#### [Activity]
Reading the listing below, count the lines that contain the word "description" and give that count alone.

#### [Listed entries]
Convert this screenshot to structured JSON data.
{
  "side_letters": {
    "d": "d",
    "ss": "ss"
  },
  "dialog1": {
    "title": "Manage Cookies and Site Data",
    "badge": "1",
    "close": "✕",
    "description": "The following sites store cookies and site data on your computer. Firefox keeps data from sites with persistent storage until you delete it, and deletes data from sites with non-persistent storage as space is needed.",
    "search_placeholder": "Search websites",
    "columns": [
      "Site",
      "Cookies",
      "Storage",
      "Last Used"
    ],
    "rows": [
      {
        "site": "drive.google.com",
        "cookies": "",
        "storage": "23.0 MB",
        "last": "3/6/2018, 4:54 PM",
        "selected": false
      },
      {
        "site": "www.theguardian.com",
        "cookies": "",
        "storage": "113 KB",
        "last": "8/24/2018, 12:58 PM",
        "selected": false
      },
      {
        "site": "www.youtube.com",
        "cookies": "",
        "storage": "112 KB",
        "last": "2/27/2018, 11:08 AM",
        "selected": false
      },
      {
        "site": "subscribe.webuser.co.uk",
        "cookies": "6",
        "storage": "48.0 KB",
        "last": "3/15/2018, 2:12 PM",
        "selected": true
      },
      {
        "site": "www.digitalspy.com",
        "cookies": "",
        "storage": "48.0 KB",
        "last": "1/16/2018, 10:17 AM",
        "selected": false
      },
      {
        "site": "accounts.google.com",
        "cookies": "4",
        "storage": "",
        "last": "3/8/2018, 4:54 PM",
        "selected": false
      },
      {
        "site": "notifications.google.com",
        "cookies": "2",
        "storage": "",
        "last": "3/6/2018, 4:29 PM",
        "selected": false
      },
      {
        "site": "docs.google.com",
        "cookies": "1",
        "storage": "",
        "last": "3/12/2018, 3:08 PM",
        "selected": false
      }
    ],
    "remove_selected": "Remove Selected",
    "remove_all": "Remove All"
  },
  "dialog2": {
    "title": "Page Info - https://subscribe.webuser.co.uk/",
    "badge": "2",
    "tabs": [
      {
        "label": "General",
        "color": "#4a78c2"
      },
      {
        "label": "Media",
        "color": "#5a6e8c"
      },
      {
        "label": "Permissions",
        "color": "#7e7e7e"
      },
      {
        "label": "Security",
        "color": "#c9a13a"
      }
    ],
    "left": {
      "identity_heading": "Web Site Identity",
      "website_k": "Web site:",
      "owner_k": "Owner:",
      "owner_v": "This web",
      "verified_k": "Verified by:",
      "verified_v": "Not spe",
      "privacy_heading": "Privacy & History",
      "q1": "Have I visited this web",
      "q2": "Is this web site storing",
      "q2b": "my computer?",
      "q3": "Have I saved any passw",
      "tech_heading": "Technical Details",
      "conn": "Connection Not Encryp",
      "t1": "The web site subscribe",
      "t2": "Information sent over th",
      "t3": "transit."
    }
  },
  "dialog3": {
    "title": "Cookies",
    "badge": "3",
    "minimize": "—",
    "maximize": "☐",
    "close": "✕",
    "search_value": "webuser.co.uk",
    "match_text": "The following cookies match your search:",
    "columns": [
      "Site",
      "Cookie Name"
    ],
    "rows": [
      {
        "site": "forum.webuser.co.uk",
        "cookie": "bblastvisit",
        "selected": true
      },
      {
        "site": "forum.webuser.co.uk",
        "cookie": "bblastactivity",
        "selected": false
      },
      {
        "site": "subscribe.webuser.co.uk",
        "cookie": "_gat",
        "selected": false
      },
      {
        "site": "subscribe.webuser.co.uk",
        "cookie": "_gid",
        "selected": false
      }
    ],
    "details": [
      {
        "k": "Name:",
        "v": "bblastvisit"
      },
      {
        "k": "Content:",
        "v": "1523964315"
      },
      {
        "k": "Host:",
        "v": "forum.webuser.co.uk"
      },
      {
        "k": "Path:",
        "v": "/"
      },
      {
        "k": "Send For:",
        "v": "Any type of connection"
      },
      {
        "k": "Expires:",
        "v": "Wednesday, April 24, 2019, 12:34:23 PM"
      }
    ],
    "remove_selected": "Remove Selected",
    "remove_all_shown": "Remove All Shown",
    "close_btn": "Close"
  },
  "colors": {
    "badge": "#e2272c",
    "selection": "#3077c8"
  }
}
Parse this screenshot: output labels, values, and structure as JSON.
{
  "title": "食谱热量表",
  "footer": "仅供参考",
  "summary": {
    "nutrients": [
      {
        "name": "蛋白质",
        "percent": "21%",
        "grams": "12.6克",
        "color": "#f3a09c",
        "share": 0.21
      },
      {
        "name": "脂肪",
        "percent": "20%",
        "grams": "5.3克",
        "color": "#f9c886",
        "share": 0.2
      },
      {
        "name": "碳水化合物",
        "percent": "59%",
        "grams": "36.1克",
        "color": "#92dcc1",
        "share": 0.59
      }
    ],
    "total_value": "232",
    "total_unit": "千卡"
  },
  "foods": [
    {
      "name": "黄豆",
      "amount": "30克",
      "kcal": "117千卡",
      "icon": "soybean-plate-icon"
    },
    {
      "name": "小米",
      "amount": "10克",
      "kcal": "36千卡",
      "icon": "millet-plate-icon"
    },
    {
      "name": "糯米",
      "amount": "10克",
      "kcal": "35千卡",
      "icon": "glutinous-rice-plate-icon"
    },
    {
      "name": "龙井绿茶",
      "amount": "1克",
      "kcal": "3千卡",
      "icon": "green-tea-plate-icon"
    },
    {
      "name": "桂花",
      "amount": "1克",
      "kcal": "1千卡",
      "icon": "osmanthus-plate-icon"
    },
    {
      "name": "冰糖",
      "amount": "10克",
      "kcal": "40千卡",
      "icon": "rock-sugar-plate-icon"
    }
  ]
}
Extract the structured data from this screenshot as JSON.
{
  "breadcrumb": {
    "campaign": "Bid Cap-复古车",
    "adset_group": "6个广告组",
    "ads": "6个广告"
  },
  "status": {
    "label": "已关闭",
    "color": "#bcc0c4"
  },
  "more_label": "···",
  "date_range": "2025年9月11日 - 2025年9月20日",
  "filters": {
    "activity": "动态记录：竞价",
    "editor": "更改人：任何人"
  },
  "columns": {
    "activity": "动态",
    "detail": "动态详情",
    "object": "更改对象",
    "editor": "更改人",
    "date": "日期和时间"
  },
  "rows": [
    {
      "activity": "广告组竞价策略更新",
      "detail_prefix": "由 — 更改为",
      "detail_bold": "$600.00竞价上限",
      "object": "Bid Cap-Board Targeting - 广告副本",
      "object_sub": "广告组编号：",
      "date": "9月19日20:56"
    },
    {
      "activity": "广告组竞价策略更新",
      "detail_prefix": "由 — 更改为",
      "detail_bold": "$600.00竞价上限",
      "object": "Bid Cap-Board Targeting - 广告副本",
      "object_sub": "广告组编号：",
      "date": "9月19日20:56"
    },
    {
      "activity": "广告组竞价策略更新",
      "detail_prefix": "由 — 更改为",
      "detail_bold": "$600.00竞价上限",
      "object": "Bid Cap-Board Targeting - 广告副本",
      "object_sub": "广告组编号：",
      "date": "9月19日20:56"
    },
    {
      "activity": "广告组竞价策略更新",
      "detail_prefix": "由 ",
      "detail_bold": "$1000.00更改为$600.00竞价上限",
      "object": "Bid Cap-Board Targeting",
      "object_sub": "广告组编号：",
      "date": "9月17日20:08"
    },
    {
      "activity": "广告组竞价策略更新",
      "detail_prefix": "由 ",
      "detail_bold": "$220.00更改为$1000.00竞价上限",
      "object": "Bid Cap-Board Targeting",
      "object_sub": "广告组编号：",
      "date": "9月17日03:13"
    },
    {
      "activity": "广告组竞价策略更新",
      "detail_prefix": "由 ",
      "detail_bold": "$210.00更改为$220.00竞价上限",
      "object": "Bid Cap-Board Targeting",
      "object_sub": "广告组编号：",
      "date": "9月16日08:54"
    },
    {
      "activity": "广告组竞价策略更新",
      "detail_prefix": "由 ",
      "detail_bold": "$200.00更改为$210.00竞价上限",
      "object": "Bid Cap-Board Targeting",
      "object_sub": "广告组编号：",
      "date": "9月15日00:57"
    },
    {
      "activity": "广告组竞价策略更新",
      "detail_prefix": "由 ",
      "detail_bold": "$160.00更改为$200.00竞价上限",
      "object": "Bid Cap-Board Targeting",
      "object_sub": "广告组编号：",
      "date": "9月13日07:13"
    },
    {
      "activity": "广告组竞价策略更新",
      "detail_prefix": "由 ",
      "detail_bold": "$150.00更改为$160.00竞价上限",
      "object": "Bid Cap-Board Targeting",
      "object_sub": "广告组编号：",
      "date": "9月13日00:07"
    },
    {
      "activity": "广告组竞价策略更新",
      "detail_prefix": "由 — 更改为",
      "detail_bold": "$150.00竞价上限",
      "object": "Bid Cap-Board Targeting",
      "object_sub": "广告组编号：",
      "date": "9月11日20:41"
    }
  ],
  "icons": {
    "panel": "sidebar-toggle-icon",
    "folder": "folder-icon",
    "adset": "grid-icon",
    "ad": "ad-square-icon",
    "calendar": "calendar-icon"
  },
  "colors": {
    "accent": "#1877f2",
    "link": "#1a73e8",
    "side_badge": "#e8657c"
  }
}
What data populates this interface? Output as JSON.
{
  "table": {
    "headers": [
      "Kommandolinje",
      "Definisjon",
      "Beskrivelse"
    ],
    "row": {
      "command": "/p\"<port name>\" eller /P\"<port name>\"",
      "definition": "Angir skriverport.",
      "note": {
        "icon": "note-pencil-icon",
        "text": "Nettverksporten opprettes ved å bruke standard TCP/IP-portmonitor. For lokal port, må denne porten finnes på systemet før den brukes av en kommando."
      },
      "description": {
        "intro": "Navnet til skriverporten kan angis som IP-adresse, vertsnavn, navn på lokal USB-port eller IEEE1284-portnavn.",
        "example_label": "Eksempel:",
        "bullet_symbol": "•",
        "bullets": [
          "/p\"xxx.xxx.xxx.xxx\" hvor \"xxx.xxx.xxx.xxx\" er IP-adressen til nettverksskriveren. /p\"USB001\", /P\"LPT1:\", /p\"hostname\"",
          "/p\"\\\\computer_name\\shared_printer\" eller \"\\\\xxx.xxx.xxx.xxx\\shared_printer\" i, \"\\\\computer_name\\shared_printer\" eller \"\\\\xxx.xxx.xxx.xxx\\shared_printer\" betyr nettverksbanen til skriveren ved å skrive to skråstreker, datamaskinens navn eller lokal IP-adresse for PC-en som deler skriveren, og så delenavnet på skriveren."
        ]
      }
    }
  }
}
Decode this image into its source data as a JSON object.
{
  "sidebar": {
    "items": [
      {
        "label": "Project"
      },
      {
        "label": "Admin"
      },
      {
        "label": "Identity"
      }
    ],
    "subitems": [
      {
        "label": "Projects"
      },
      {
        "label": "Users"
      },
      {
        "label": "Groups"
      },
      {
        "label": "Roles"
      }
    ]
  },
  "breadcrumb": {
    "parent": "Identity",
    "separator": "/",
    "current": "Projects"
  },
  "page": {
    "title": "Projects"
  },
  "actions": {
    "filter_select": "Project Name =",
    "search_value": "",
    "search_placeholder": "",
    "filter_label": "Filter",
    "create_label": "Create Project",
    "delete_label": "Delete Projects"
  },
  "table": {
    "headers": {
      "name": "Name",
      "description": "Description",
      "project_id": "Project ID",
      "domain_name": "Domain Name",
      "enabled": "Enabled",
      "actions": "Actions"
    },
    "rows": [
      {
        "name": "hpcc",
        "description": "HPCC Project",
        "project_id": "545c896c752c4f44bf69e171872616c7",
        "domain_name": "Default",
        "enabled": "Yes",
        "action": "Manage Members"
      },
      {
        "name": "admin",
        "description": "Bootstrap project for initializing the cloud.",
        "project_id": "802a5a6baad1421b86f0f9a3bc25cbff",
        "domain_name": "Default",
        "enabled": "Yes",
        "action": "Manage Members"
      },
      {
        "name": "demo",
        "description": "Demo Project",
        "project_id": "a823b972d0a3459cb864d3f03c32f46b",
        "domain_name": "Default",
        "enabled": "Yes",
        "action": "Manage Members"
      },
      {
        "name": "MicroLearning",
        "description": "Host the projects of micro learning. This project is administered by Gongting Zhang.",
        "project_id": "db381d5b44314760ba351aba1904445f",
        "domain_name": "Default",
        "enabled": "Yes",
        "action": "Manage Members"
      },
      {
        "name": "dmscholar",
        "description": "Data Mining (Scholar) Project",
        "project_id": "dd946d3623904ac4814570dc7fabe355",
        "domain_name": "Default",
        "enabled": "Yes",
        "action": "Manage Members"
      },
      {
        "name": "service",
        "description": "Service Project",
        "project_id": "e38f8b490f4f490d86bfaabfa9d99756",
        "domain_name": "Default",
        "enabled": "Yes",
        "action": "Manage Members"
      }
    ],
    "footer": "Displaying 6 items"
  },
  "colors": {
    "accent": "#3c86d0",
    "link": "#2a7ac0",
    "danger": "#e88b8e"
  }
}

#### [Result of this task]
9